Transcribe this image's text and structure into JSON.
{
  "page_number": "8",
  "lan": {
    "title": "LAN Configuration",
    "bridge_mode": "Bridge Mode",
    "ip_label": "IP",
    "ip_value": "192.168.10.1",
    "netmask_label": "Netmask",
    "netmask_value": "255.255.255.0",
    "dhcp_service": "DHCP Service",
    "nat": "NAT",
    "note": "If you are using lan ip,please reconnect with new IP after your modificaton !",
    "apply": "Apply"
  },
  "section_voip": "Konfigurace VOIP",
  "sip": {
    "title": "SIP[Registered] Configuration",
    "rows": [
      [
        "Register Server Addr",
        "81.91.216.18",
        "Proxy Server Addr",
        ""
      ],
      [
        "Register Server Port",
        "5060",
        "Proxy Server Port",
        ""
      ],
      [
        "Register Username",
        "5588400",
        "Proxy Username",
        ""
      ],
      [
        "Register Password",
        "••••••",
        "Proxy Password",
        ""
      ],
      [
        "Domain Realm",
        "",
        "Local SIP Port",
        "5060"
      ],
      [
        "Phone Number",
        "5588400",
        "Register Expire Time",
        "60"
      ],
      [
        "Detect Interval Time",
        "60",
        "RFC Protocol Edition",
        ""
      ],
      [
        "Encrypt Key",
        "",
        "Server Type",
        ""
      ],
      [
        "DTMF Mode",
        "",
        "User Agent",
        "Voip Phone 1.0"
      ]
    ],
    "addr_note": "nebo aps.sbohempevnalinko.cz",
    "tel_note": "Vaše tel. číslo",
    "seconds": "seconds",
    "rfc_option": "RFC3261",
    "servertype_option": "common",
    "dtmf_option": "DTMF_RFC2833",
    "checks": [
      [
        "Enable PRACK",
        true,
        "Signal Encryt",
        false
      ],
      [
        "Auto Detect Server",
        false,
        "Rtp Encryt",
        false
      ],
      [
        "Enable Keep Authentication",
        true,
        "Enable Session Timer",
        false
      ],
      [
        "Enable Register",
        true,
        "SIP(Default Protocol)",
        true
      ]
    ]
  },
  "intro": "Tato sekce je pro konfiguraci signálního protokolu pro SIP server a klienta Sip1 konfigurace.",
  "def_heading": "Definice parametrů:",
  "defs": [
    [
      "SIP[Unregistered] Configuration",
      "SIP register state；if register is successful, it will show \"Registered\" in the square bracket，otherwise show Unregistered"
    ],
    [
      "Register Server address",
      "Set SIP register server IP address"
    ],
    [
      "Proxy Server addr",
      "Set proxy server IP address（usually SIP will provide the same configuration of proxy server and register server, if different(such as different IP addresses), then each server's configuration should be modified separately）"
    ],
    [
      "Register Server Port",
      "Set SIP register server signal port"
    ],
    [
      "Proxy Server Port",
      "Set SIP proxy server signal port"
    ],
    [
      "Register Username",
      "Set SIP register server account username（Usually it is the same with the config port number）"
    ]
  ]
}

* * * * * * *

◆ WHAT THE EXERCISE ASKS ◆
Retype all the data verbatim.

◆ RESPONSE BOX ◆
Transcribe this image's text and structure into JSON.
{
  "page_number": "8",
  "lan": {
    "title": "LAN Configuration",
    "bridge_mode": "Bridge Mode",
    "ip_label": "IP",
    "ip_value": "192.168.10.1",
    "netmask_label": "Netmask",
    "netmask_value": "255.255.255.0",
    "dhcp_service": "DHCP Service",
    "nat": "NAT",
    "note": "If you are using lan ip,please reconnect with new IP after your modificaton !",
    "apply": "Apply"
  },
  "section_voip": "Konfigurace VOIP",
  "sip": {
    "title": "SIP[Registered] Configuration",
    "rows": [
      [
        "Register Server Addr",
        "81.91.216.18",
        "Proxy Server Addr",
        ""
      ],
      [
        "Register Server Port",
        "5060",
        "Proxy Server Port",
        ""
      ],
      [
        "Register Username",
        "5588400",
        "Proxy Username",
        ""
      ],
      [
        "Register Password",
        "••••••",
        "Proxy Password",
        ""
      ],
      [
        "Domain Realm",
        "",
        "Local SIP Port",
        "5060"
      ],
      [
        "Phone Number",
        "5588400",
        "Register Expire Time",
        "60"
      ],
      [
        "Detect Interval Time",
        "60",
        "RFC Protocol Edition",
        ""
      ],
      [
        "Encrypt Key",
        "",
        "Server Type",
        ""
      ],
      [
        "DTMF Mode",
        "",
        "User Agent",
        "Voip Phone 1.0"
      ]
    ],
    "addr_note": "nebo aps.sbohempevnalinko.cz",
    "tel_note": "Vaše tel. číslo",
    "seconds": "seconds",
    "rfc_option": "RFC3261",
    "servertype_option": "common",
    "dtmf_option": "DTMF_RFC2833",
    "checks": [
      [
        "Enable PRACK",
        true,
        "Signal Encryt",
        false
      ],
      [
        "Auto Detect Server",
        false,
        "Rtp Encryt",
        false
      ],
      [
        "Enable Keep Authentication",
        true,
        "Enable Session Timer",
        false
      ],
      [
        "Enable Register",
        true,
        "SIP(Default Protocol)",
        true
      ]
    ]
  },
  "intro": "Tato sekce je pro konfiguraci signálního protokolu pro SIP server a klienta Sip1 konfigurace.",
  "def_heading": "Definice parametrů:",
  "defs": [
    [
      "SIP[Unregistered] Configuration",
      "SIP register state；if register is successful, it will show \"Registered\" in the square bracket，otherwise show Unregistered"
    ],
    [
      "Register Server address",
      "Set SIP register server IP address"
    ],
    [
      "Proxy Server addr",
      "Set proxy server IP address（usually SIP will provide the same configuration of proxy server and register server, if different(such as different IP addresses), then each server's configuration should be modified separately）"
    ],
    [
      "Register Server Port",
      "Set SIP register server signal port"
    ],
    [
      "Proxy Server Port",
      "Set SIP proxy server signal port"
    ],
    [
      "Register Username",
      "Set SIP register server account username（Usually it is the same with the config port number）"
    ]
  ]
}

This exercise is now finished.